■ Assignment
Find each line below that includes "this", then copy it.

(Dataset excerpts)
====

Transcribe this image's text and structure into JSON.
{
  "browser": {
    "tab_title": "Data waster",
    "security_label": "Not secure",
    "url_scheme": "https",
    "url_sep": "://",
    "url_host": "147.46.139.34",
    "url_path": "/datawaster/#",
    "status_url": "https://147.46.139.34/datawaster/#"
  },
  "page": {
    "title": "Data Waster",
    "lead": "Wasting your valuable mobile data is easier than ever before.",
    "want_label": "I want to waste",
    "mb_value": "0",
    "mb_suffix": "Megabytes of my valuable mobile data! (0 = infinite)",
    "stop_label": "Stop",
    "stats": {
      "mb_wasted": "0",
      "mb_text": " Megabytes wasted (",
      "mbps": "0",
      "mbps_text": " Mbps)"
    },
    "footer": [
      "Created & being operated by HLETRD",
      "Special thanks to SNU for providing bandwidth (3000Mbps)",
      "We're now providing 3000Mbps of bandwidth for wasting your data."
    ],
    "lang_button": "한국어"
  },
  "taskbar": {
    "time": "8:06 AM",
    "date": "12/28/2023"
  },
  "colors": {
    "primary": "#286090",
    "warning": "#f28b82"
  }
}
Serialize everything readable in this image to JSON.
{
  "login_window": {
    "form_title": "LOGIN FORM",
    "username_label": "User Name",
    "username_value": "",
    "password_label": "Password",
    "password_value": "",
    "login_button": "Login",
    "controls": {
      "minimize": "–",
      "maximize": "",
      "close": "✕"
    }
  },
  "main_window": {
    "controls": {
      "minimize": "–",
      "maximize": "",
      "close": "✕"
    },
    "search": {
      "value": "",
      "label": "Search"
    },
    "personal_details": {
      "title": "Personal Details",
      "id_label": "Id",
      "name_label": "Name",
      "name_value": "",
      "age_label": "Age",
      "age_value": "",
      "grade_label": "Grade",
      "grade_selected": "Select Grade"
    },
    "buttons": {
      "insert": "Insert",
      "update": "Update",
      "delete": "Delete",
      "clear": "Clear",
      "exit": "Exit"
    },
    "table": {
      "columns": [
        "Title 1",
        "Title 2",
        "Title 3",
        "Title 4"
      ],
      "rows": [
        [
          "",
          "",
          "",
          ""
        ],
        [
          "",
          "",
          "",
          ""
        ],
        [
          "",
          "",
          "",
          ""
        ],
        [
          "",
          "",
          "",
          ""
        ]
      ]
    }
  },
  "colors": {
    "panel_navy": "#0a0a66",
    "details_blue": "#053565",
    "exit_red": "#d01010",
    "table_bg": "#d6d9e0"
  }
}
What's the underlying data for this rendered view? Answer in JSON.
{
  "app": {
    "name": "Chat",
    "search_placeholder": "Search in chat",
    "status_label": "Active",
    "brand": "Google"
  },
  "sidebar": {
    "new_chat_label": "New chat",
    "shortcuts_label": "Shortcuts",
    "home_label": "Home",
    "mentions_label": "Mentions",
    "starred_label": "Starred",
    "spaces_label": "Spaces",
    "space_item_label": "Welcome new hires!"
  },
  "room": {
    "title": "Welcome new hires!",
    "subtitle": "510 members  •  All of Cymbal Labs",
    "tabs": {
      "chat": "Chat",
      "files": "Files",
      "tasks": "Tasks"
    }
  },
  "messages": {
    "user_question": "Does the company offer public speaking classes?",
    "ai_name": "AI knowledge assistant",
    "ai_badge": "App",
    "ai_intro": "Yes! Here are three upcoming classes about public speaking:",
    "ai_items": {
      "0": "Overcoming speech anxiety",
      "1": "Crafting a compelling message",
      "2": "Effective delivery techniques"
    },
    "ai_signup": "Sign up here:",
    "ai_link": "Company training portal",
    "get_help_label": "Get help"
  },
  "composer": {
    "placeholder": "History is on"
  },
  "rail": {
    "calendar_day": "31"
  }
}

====

■ Output of the exercise
Transcribe this image's text and structure into JSON.
Serialize everything readable in this image to JSON.
What's the underlying data for this rendered view? Answer in JSON.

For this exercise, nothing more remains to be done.